Sure, you might have to actually pay U.S. taxes on those crypto trades. But at least it will be easier to figure out how much you owe.
A new push by Congress to require crypto brokers to report transactions to the Internal Revenue Service could create some unwelcome tax bills but could clarify rules for traders and users of Bitcoin and other digital tokens, potentially strengthening the system in the long run, people in the industry say.
The new rules — a last-minute addition to the $550 billion bipartisan infrastructure package now being considered by the U.S. Senate — would also force businesses to disclose trades of digital assets of more than $10,000. The provisions are designed to raise $28 billion.
The measures add to increased scrutiny the IRS has recently applied to traders of Bitcoin, Ethereum and other digital assets. The agency has promised it will issue new rules that clarify how those virtual currencies should be taxed.
People who trade digital currencies must pay income taxes on any gains, even if some crypto investors have been ignoring their tax obligations. But even for those who want to follow the law, it can be difficult to keep track of what’s owed.
Filing taxes on crypto trades can create huge headaches, especially for those who conduct multiple transactions each year. While traditional stock brokerages are already required to send detailed tax forms to clients, crypto exchanges aren’t. Even if firms wanted to help their clients file taxes, it’s not always clear how to do that under the current regulations.
In addition, tax obligations can pop up in surprising places. People who use digital currencies to pay for things — like, say, a Tesla, or a pizza — are supposed to pay taxes on any increase in value of the crypto they spend. It’s a key difference between using digital “currencies” and actual, fiat currencies such as the U.S. dollar to conduct commerce.
Andrew Johnson, a project manager at a large national bank, has invested tens of thousands in crypto and uses a dedicated service to figure out what he owes in taxes.

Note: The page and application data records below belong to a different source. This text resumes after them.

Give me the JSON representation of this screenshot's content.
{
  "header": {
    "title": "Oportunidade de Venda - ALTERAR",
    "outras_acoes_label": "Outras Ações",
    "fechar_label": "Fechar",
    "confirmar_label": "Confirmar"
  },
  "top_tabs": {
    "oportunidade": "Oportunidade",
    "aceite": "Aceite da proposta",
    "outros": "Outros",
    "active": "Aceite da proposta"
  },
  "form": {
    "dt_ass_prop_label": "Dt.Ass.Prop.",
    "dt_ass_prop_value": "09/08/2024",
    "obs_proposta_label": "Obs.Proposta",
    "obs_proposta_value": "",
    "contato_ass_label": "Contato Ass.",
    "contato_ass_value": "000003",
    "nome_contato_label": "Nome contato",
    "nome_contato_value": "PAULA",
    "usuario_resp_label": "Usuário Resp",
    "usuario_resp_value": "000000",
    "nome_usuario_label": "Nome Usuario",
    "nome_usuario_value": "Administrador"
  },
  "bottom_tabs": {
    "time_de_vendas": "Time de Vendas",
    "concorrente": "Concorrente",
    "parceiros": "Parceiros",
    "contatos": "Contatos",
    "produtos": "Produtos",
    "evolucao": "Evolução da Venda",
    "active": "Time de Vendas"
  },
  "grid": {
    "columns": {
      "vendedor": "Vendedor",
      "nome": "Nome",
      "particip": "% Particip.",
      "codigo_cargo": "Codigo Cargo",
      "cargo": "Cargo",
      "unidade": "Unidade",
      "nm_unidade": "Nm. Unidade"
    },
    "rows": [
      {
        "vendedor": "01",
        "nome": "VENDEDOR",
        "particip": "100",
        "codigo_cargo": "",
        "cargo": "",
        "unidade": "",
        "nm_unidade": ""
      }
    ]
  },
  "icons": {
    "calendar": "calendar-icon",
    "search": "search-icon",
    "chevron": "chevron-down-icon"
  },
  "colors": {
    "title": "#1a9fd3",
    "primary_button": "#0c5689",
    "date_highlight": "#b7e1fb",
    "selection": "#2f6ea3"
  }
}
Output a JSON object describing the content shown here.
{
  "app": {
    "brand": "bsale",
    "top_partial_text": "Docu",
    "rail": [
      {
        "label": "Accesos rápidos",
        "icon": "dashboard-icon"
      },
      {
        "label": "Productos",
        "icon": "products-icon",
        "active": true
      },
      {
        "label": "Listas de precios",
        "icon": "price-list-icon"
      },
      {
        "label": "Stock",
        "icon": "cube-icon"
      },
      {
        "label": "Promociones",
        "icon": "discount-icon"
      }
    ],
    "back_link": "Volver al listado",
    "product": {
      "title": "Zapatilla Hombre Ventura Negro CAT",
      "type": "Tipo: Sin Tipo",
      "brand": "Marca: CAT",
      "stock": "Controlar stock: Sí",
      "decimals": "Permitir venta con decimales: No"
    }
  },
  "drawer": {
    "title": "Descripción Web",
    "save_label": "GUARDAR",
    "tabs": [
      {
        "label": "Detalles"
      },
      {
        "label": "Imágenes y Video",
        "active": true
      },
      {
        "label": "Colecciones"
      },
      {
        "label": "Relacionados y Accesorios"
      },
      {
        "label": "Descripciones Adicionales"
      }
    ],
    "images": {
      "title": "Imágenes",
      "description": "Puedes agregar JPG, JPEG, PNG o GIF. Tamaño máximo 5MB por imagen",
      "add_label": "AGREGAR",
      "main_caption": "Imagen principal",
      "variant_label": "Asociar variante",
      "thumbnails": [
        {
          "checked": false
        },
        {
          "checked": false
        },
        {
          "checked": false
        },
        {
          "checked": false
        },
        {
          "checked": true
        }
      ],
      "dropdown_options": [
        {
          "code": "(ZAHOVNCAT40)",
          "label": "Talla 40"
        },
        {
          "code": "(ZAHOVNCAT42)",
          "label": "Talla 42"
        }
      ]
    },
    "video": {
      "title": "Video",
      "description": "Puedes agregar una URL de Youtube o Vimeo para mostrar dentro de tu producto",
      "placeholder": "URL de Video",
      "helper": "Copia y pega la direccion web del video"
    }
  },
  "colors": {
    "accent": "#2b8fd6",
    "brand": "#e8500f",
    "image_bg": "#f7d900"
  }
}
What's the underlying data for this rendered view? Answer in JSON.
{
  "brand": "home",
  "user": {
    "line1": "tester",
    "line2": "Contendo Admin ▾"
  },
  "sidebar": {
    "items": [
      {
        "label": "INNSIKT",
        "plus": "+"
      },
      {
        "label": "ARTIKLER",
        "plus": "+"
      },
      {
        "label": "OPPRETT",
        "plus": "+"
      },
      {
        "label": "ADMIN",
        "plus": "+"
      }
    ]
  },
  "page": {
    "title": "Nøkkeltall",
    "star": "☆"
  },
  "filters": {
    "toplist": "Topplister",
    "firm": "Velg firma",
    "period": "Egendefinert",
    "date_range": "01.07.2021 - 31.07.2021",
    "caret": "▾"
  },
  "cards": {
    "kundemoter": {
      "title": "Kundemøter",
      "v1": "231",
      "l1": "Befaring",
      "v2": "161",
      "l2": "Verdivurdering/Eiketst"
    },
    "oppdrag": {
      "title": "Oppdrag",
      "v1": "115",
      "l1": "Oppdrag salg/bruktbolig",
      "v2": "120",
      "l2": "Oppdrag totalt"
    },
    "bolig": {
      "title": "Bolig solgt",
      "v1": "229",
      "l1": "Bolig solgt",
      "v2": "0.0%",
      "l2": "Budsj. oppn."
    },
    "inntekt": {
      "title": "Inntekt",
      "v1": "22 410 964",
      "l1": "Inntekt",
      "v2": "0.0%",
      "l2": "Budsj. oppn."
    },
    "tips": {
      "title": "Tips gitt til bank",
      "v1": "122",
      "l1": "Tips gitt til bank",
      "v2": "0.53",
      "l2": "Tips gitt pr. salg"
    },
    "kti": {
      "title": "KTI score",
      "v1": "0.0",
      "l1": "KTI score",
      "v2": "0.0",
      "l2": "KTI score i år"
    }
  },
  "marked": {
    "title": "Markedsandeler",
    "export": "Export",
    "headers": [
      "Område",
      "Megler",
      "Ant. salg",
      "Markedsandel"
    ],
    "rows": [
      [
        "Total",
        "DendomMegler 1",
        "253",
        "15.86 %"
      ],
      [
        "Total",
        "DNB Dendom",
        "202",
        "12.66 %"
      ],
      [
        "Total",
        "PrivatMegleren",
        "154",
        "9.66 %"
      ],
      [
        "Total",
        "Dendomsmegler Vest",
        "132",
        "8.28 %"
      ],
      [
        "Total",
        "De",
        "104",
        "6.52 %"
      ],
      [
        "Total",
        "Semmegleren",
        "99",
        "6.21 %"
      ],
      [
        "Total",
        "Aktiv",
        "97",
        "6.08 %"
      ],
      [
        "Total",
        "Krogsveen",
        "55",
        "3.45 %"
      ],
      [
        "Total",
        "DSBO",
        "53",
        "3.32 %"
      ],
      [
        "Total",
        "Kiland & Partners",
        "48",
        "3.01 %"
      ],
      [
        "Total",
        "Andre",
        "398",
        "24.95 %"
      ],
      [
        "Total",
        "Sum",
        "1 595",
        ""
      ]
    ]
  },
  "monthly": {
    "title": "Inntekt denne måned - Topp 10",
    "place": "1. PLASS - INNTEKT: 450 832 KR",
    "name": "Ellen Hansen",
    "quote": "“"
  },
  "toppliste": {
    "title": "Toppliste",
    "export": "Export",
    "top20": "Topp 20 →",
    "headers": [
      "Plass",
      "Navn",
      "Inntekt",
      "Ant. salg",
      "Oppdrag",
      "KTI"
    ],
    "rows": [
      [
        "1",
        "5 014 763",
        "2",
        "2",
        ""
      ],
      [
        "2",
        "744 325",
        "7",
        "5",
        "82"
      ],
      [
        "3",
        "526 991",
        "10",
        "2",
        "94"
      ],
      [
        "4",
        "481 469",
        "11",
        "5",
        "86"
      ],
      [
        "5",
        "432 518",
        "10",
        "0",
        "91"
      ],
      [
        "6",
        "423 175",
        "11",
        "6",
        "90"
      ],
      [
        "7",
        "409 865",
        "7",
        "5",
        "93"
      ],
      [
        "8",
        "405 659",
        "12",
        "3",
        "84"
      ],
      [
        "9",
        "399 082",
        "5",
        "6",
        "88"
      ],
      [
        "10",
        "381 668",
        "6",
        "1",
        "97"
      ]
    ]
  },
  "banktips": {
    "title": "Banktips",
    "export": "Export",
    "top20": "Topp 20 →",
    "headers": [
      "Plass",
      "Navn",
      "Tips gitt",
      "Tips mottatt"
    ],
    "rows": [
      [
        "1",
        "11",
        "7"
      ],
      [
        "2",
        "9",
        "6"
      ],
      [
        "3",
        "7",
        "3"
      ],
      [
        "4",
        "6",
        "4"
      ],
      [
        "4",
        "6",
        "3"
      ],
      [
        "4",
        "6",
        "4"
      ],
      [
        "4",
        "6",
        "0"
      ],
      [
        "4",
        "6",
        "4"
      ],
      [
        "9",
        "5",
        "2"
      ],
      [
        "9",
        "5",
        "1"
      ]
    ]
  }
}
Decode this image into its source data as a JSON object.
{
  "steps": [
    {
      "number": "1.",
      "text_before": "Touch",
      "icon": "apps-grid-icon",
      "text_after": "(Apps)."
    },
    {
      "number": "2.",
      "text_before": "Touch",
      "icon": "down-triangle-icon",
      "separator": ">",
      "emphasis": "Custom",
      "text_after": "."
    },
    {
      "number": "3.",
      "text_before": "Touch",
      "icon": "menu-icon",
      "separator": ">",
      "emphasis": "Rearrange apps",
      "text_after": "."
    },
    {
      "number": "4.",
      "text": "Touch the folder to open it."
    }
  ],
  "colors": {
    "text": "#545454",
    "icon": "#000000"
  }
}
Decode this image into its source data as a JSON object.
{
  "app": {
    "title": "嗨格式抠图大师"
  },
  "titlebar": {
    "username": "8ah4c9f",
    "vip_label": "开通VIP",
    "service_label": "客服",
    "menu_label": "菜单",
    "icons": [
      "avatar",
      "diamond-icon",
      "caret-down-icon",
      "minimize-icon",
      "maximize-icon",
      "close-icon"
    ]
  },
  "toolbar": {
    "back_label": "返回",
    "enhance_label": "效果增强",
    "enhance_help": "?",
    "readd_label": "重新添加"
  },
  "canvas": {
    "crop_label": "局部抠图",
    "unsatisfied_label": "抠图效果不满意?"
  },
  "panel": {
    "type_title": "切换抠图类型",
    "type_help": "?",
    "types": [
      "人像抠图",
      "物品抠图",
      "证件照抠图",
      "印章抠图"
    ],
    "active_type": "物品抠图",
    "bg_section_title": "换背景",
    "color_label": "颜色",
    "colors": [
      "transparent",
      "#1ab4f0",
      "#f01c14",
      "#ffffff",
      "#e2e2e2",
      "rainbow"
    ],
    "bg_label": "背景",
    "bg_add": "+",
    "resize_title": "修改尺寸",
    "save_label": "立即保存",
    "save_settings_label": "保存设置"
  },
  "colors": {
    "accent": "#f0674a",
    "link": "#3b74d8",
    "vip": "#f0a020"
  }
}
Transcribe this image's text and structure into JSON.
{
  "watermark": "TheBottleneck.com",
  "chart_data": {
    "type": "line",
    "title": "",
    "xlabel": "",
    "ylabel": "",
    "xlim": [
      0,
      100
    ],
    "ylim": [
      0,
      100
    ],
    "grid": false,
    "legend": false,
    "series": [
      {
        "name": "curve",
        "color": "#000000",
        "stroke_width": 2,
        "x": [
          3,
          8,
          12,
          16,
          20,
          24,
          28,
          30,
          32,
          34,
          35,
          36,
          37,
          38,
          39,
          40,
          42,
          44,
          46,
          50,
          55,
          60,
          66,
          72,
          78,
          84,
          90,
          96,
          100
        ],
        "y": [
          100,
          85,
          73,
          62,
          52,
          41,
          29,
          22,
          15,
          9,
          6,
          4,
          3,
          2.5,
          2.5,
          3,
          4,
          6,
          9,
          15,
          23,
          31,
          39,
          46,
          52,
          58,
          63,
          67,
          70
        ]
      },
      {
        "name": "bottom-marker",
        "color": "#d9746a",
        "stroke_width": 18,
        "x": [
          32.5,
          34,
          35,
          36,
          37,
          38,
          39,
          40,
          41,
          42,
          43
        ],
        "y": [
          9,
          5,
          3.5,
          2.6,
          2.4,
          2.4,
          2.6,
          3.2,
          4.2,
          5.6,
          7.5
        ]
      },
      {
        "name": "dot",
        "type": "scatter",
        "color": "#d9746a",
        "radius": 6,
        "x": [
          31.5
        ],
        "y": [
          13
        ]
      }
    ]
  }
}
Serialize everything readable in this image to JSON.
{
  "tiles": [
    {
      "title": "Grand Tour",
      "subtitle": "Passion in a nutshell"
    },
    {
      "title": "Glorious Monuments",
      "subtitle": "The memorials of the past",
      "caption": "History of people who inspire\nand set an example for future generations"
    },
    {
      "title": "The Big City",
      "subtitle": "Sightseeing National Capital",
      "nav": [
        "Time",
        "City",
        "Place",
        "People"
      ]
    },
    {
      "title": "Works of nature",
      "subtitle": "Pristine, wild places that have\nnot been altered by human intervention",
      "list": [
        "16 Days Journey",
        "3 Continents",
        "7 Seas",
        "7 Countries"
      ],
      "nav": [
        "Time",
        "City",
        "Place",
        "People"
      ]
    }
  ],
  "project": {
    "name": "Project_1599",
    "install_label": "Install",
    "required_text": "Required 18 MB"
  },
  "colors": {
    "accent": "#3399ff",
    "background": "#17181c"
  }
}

He’s been using CoinTracker, which he learned about though a YouTube channel that he trusts.
“Most would benefit from a tracking service to help with taxes,” he said. “For me, I decided it was worth the cost to not have to manually track all the trades I did — which could take hours or days.”
Cryptocurrency exchanges and others in the industry have raised concerns that the U.S. Senate is rushing the rules into effect without consulting them first.
Some wondered whether the new rules and regulatory attention would encourage mainstream investors to join the space — or hurt the appeal of cryptocurrencies by killing its anything-goes ethos.
“Some portion of crypto investors may start to have second thoughts about the tax consequences,” said Michael Bailey, director of research at FBB Capital Partners. “It’s almost like crypto is a really fun party, but it’s getting late and a few people are starting to look at their watches as they think about the next morning.”
For years, the IRS has been warning taxpayers to report cryptocurrency transactions on their tax returns. More recently, the agency has made clear that fighting tax evasion through digital currencies is a top priority.
The IRS has started collecting vast amounts of data on blockchain transactions, has subpoenaed crypto exchanges and worked on coordinating enforcement with foreign governments. Last year, the IRS added a yes-or-no question to the front page of the 1040 income tax form asking whether filers had sold or exchanged virtual currencies.
The jurisdiction of U.S. law enforcement only reaches so far, and crypto traders who prize secrecy could flee to offshore exchanges, or take other measures to avoid being spotted by the IRS. However, the U.S. has already shown it can crack down on foreign tax evasion by, for example, forcing banks in Switzerland and elsewhere to divulge details on American clients.
Even if parts of the crypto universe remain hidden, it may be difficult to move those assets onshore and turn them into legitimate wealth.
“If a U.S. taxpayer is into crypto for the ability to underreport income from sales or transfers, chances are someone in a chain somewhere may have to disclose it,” said Julio Jimenez, an attorney who is principal in the tax services group at Marks Paneth LLP.
All this isn’t necessarily a bad thing for law-abiding investors in digital assets if they end up with clearer rules and easier-to-understand annual statements from crypto firms.
“I think it will have a positive effect on the industry,” said Brett Cotler, an attorney at Seward and Kissel LLP in New York who specializes in blockchain and cryptocurrency. While exchanges and fintech firms that deal in digital currencies may have to spend money upgrading reporting and compliance systems, it will improve customer service, he said.
Johnson, the crypto trader, said he thinks the new rules will help legitimize the crypto ecosystem and foster international growth.
“While at its heart, crypto assets have been a means of moving value outside of government-controlled rails, I still understand the need for regulation in the crypto space in order for wider adoption to take place,” he said.
— With assistance by Natasha Abellard, and Laura Davison